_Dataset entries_
++++++

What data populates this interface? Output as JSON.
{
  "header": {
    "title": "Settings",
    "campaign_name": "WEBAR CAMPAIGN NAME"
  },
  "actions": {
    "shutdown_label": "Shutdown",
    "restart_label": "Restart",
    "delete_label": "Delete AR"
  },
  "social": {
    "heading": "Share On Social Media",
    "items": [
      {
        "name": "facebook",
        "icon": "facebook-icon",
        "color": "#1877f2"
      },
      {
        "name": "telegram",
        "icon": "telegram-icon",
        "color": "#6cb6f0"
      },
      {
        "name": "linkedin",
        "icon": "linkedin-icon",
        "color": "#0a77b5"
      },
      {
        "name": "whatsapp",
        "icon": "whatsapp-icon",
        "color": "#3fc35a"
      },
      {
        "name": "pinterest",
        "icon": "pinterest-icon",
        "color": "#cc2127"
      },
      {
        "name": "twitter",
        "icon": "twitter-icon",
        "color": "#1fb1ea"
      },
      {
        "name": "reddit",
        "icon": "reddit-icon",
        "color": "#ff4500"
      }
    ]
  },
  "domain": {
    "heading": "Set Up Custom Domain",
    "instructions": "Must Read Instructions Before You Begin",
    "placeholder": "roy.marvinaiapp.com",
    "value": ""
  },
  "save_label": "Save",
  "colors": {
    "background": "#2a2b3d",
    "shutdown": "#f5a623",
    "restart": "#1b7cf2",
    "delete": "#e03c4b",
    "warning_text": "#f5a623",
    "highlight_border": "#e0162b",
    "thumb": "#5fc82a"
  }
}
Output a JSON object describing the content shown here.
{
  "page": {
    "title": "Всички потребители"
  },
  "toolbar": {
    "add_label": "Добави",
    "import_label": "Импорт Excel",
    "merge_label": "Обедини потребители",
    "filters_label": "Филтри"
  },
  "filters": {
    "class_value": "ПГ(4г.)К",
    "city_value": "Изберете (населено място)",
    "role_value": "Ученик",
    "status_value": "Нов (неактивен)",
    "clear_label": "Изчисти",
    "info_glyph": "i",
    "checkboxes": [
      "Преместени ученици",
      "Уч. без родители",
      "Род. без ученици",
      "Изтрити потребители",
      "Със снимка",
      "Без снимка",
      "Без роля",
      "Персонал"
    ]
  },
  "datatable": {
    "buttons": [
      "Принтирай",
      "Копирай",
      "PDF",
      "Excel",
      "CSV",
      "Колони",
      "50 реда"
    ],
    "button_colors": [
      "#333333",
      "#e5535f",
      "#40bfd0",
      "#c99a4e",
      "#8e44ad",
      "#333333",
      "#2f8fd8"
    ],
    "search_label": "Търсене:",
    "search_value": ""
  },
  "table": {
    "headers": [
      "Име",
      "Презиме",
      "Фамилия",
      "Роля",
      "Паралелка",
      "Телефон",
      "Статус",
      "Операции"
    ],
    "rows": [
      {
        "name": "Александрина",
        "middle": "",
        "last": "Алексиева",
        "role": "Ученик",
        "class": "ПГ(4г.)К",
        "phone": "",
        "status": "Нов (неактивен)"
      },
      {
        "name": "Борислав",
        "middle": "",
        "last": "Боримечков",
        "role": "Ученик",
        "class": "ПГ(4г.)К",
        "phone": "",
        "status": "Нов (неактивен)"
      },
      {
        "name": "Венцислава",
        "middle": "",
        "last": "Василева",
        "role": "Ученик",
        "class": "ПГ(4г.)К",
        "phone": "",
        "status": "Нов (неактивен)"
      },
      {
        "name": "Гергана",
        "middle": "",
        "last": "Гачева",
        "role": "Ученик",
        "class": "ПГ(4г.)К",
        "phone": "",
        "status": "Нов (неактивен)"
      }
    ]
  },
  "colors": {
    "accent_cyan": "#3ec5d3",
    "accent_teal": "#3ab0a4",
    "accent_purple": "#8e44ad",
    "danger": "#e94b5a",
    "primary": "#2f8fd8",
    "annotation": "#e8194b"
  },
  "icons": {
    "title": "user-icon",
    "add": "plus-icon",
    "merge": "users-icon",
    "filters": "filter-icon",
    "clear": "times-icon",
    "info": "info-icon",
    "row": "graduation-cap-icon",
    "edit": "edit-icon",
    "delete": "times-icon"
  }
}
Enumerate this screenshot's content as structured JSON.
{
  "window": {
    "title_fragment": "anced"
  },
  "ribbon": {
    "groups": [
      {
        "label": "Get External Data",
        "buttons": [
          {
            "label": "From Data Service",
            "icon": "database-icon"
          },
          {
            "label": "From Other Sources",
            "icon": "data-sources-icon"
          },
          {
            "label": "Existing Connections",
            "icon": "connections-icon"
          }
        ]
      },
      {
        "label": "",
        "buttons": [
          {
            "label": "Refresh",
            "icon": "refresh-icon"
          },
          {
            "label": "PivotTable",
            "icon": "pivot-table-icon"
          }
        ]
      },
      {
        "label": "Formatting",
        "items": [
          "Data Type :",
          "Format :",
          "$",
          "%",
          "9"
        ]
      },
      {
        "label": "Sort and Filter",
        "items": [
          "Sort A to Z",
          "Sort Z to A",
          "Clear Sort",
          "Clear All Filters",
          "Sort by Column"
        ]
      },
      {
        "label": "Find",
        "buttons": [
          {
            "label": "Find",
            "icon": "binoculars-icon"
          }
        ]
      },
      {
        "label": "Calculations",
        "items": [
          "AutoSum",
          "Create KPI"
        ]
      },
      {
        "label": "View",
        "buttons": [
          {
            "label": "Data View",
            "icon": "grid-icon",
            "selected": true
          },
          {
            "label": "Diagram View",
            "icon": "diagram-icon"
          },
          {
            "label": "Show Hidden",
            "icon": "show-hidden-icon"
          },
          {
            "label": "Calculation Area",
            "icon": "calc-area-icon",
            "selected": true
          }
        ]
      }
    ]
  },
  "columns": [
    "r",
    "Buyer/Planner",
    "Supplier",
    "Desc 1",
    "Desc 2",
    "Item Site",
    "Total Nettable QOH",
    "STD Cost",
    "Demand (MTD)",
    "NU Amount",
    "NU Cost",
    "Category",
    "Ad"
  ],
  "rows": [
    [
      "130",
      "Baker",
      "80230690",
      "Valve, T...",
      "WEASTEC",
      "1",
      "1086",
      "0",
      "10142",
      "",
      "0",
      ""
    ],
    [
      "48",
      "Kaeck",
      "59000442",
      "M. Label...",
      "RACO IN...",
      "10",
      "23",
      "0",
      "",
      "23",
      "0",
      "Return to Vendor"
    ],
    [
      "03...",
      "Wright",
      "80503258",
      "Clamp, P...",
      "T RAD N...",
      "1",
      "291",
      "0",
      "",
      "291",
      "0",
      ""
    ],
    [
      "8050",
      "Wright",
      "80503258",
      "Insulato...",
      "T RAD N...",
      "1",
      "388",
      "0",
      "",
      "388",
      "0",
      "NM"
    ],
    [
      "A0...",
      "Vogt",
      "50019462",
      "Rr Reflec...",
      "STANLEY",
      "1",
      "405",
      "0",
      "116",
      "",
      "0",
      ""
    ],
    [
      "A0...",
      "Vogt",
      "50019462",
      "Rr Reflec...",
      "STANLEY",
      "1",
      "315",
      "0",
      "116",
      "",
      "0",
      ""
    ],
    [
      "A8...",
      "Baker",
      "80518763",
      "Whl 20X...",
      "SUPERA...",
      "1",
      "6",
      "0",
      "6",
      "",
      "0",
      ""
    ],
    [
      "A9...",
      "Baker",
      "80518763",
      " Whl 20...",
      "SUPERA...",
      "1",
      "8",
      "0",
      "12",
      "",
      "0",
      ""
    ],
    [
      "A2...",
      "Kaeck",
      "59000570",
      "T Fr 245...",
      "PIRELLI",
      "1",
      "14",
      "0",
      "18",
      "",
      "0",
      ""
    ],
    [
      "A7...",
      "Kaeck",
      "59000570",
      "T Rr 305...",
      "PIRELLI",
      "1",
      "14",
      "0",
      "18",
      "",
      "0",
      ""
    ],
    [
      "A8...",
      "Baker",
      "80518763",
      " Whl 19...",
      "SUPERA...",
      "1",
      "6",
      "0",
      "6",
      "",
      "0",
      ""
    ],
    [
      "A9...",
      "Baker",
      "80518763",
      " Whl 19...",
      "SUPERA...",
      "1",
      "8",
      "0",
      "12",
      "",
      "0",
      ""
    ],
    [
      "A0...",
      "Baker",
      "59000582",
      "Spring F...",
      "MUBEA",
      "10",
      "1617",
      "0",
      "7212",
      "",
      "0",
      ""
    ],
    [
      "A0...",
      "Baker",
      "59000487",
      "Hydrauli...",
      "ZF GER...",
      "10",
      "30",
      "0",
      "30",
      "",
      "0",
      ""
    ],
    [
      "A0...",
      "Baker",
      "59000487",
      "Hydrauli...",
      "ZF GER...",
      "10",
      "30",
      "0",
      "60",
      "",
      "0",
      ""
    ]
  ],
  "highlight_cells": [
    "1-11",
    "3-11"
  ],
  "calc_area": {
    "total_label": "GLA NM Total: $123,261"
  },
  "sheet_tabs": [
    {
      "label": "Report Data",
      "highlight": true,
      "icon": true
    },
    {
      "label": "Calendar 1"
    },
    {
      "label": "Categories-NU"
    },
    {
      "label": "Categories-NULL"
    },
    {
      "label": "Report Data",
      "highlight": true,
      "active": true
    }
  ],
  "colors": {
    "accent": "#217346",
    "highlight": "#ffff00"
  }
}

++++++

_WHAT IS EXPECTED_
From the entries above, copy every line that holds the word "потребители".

_RESULT OF THE TASK_
    "title": "Всички потребители"
    "merge_label": "Обедини потребители",
      "Изтрити потребители",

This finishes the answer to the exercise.